Then, when the company pulled the plug some months back, it fired the remaining staff and told them to clear out of the office immediately, that very day, to take their things and get out and FL would generously give them one month severance. I am pretty sure the Koch Brothers treat fired workers with greater respect. (I should note here that everyone but me was fired. I was transferred to The Intercept and still feel badly about accepting that position, at the time I worried that my daughter would not be able to continue at college and that in general the financial blow of resigning would be so impactful that I should keep working for FL. So I have my own guilt here, for not having the courage to do the right thing back then, which was to quit immediately.)
I was just told by a former Racket staff that it was three months severance so if everyone got that I apologize for the error. Either way, it was a pitiful amount given that Omidyar (estimated wealth: $8.2 billion) personally promised that he would treat everyone with dignity and that a number of employees took big risks to go to work for him, and got burned in the process.
But let me just say that while I admire them both, Matt is definitely more likable than Glenn. Glenn’s role at FL is troubling in some ways, especially standing by silently (as far as I can tell) and tolerating the terrible actions of corporate management. Glenn’s work is excellent but Matt would never put up with the bullshit from management that Glenn has.

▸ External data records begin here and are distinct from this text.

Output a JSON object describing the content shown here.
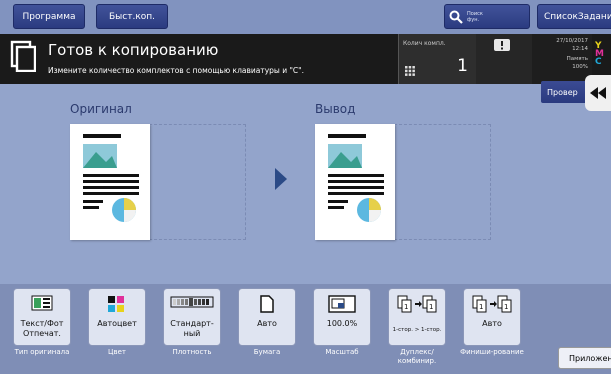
{
  "top_bar": {
    "program_label": "Программа",
    "quick_copy_label": "Быст.коп.",
    "search_label_1": "Поиск",
    "search_label_2": "фун.",
    "job_list_label": "СписокЗадани"
  },
  "status": {
    "title": "Готов к копированию",
    "message": "Измените количество комплектов с помощью клавиатуры и \"C\".",
    "sets_label": "Колич компл.",
    "sets_value": "1",
    "date": "27/10/2017",
    "time": "12:14",
    "memory_label": "Память",
    "memory_value": "100%",
    "toner": [
      "Y",
      "M",
      "C"
    ]
  },
  "check_button_label": "Провер",
  "preview": {
    "original_label": "Оригинал",
    "output_label": "Вывод"
  },
  "functions": [
    {
      "label": "Текст/Фот Отпечат.",
      "caption": "Тип оригинала",
      "icon": "text-photo-icon"
    },
    {
      "label": "Автоцвет",
      "caption": "Цвет",
      "icon": "color-icon"
    },
    {
      "label": "Стандарт-ный",
      "caption": "Плотность",
      "icon": "density-icon"
    },
    {
      "label": "Авто",
      "caption": "Бумага",
      "icon": "paper-icon"
    },
    {
      "label": "100.0%",
      "caption": "Масштаб",
      "icon": "zoom-icon"
    },
    {
      "label": "1-стор. > 1-стор.",
      "caption": "Дуплекс/ комбинир.",
      "icon": "duplex-icon"
    },
    {
      "label": "Авто",
      "caption": "Финиши-рование",
      "icon": "finishing-icon"
    }
  ],
  "applications_label": "Приложени",
  "colors": {
    "background": "#8c9ec6",
    "status_band": "#1a1a1a",
    "button_blue": "#2b3b80",
    "toner_y": "#e8d21b",
    "toner_m": "#e0309a",
    "toner_c": "#20a8d8"
  }
}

I don’t want to implicate anyone in what I have done but I want to say that it was a privilege and pleasure to have worked with the great reporters and editors at Racket, even though we were never able to produce a single story. So thanks to Edith Zimmerman, who has become a great friend during the past month and a pillar of support, Alex Pareene, Matt Taibbi, Elle Reeve, Sam Roudman and Katia Bachko. Hopefully I haven’t forgotten anyone, I know there are just a couple of people I deliberately left off this list. In any case, I don’t regret any of the prior posts, I just wanted to explain why I put it all out there.

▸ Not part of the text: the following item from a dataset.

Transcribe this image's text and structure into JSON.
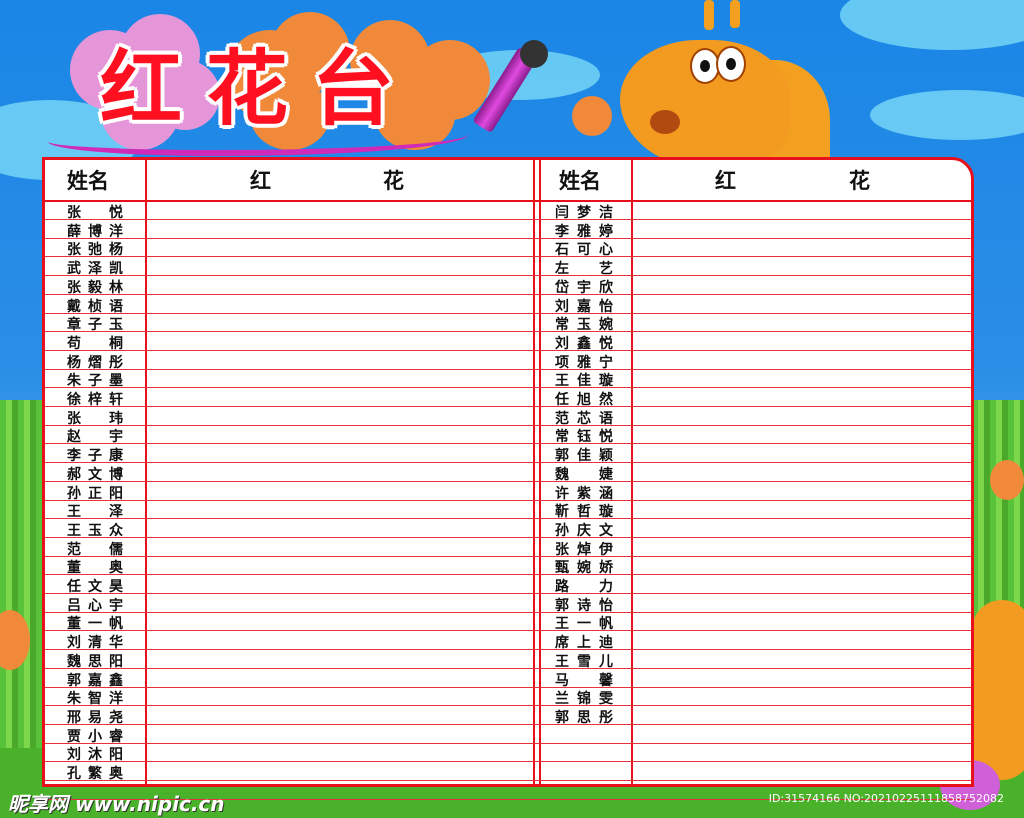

When we were all at Racket, we joked that we should have the courage to write whatever we wanted and not worry about whether FL liked what we did or whether we offended potential future employers. And at bottom, that is the true formula to produce fearless, independent journalism. You will never produce fearless, independent journalism if you live in fear of angering your media boss and pull your punches to please him/her, or to please your sources or even your friends. So I hope you all feel as good and free and liberated this Sunday as I do and enjoy the rest of your day. (And apologies for any typos, I don’t have a proofreader.)